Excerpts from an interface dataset
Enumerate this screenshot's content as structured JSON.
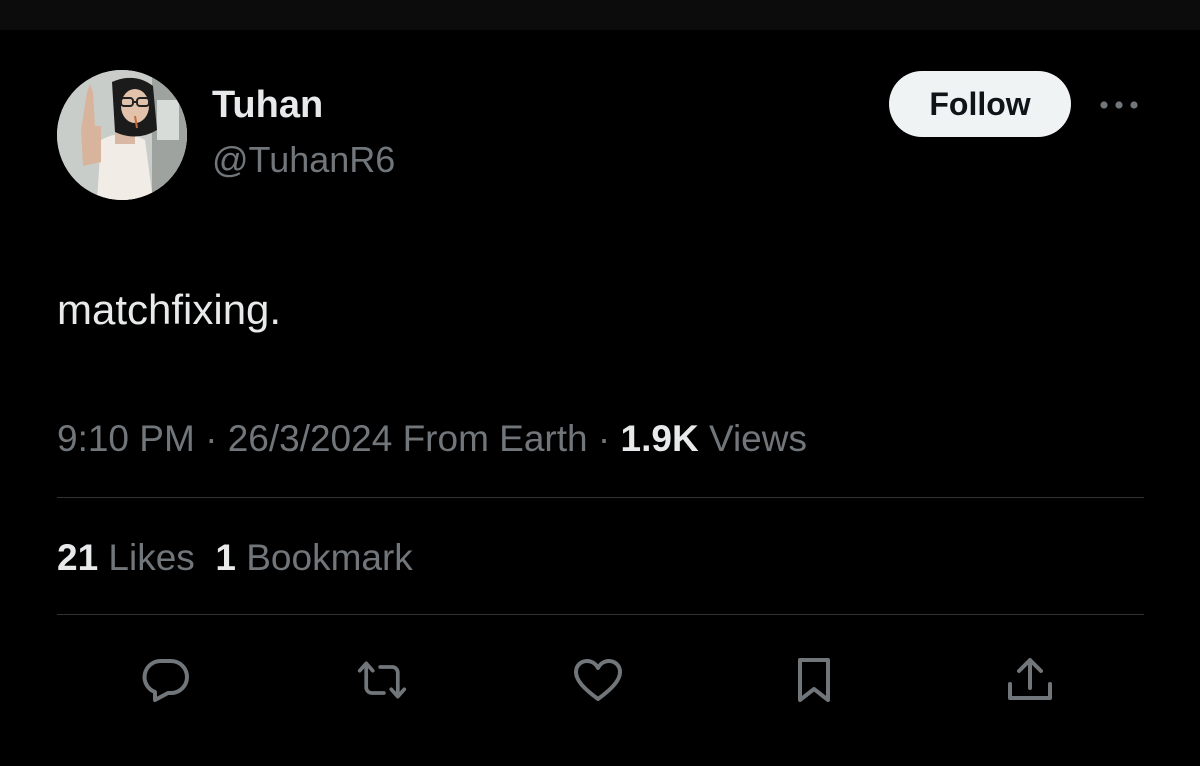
{
  "author": {
    "display_name": "Tuhan",
    "handle": "@TuhanR6"
  },
  "follow_label": "Follow",
  "more_icon": "more-horizontal-icon",
  "tweet": {
    "text": "matchfixing."
  },
  "meta": {
    "time": "9:10 PM",
    "sep1": " · ",
    "date": "26/3/2024",
    "source": " From Earth",
    "sep2": " · ",
    "views_count": "1.9K",
    "views_label": " Views"
  },
  "stats": {
    "likes_count": "21",
    "likes_label": " Likes",
    "bookmarks_count": "1",
    "bookmarks_label": " Bookmark"
  },
  "actions": [
    {
      "icon": "reply-icon"
    },
    {
      "icon": "retweet-icon"
    },
    {
      "icon": "like-icon"
    },
    {
      "icon": "bookmark-icon"
    },
    {
      "icon": "share-icon"
    }
  ],
  "colors": {
    "background": "#000000",
    "primary_text": "#e7e9ea",
    "secondary_text": "#71767b",
    "divider": "#2f3336",
    "follow_bg": "#eff3f4",
    "follow_text": "#0f1419"
  }
}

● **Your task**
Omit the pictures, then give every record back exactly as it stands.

● **Completed exercise**
Enumerate this screenshot's content as structured JSON.
{
  "author": {
    "display_name": "Tuhan",
    "handle": "@TuhanR6"
  },
  "follow_label": "Follow",
  "more_icon": "more-horizontal-icon",
  "tweet": {
    "text": "matchfixing."
  },
  "meta": {
    "time": "9:10 PM",
    "sep1": " · ",
    "date": "26/3/2024",
    "source": " From Earth",
    "sep2": " · ",
    "views_count": "1.9K",
    "views_label": " Views"
  },
  "stats": {
    "likes_count": "21",
    "likes_label": " Likes",
    "bookmarks_count": "1",
    "bookmarks_label": " Bookmark"
  },
  "actions": [
    {
      "icon": "reply-icon"
    },
    {
      "icon": "retweet-icon"
    },
    {
      "icon": "like-icon"
    },
    {
      "icon": "bookmark-icon"
    },
    {
      "icon": "share-icon"
    }
  ],
  "colors": {
    "background": "#000000",
    "primary_text": "#e7e9ea",
    "secondary_text": "#71767b",
    "divider": "#2f3336",
    "follow_bg": "#eff3f4",
    "follow_text": "#0f1419"
  }
}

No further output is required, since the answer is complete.